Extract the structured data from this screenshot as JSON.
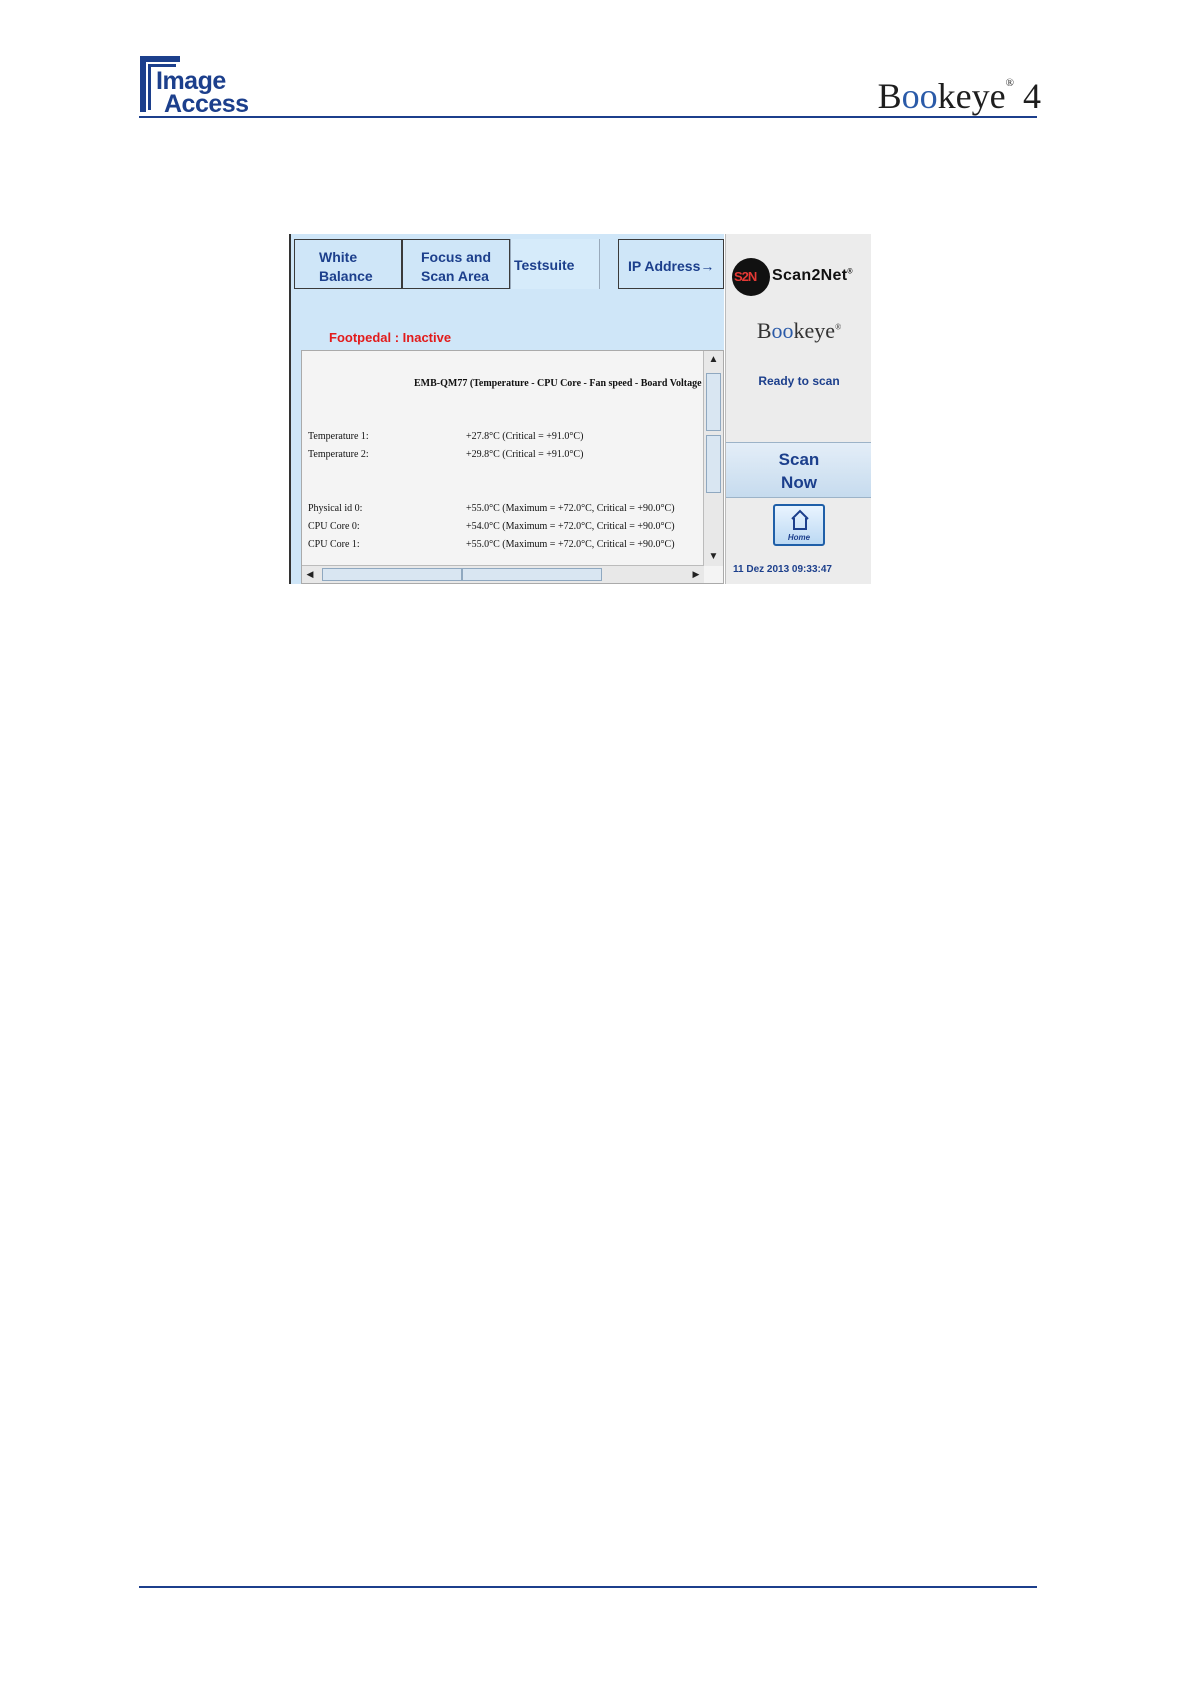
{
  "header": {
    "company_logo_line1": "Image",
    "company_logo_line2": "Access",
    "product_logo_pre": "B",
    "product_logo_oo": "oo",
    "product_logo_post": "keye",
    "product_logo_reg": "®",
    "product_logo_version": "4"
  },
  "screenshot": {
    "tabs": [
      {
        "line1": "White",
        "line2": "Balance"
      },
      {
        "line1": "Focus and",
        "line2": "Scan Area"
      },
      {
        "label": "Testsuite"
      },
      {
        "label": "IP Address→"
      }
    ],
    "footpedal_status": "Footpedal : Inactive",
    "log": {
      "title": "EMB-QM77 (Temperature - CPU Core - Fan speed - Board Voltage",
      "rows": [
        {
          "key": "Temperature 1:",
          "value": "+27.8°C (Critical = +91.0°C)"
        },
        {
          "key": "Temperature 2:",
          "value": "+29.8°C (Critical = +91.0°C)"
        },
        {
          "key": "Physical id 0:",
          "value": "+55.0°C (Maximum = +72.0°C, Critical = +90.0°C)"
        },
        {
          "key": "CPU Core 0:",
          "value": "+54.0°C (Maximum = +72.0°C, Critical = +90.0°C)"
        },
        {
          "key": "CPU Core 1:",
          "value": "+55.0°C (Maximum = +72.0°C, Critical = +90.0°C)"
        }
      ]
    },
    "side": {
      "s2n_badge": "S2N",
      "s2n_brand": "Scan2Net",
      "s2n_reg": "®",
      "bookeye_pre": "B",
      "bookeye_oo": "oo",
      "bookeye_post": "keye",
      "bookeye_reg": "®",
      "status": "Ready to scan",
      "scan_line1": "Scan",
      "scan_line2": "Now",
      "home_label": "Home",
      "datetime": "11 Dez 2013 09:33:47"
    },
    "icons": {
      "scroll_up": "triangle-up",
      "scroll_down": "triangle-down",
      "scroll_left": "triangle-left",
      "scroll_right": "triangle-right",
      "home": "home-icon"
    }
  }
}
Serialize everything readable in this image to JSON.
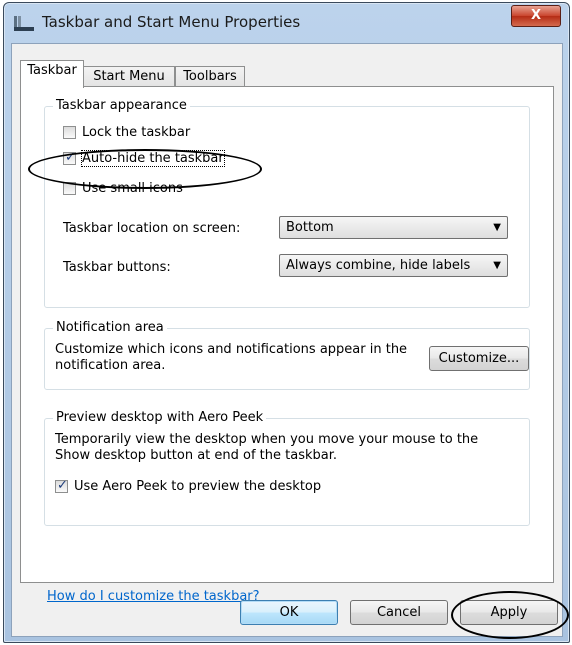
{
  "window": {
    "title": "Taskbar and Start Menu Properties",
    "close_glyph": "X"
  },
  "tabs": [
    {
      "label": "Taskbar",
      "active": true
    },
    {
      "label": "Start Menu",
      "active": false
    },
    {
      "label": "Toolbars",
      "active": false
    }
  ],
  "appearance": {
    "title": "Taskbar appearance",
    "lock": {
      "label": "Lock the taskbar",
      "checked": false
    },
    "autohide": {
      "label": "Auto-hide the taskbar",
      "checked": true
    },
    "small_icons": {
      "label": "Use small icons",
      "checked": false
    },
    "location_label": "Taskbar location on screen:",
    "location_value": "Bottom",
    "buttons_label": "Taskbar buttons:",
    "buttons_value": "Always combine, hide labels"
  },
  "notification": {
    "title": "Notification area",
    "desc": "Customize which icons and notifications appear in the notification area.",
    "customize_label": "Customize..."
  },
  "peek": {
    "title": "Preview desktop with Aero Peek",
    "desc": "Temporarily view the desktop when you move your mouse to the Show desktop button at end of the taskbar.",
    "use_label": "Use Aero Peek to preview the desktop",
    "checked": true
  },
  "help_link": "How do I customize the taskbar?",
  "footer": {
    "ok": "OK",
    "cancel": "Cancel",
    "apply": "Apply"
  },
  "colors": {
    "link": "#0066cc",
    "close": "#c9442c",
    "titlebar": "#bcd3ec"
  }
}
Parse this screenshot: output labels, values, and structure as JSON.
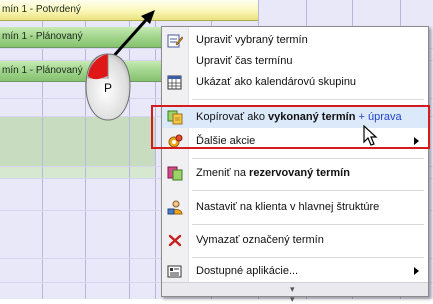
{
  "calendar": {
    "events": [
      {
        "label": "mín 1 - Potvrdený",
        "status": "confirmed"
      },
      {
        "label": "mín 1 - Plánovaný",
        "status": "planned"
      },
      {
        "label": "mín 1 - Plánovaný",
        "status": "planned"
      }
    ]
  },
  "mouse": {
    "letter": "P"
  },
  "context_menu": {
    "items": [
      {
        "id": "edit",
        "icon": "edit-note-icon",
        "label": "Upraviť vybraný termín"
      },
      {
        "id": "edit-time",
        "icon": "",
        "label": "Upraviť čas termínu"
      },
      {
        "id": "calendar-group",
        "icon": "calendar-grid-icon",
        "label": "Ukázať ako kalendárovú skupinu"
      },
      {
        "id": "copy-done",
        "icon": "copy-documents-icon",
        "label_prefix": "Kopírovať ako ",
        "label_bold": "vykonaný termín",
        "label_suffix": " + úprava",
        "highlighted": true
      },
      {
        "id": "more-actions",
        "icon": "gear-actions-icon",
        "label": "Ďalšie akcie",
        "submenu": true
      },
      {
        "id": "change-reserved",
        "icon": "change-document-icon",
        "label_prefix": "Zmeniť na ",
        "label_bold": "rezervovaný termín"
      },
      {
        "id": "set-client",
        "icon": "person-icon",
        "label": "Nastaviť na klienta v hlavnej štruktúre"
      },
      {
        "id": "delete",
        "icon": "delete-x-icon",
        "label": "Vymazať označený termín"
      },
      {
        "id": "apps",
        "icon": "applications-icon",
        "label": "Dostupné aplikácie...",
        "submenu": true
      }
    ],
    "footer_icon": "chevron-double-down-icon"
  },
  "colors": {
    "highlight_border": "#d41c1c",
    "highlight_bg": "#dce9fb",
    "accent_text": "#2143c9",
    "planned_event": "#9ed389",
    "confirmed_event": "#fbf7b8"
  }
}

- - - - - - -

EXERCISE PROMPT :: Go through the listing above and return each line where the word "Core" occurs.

THE COMPLETED TASK ::
      "title": "EMB-QM77 (Temperature - CPU Core - Fan speed - Board Voltage",
          "key": "CPU Core 0:",
          "key": "CPU Core 1:",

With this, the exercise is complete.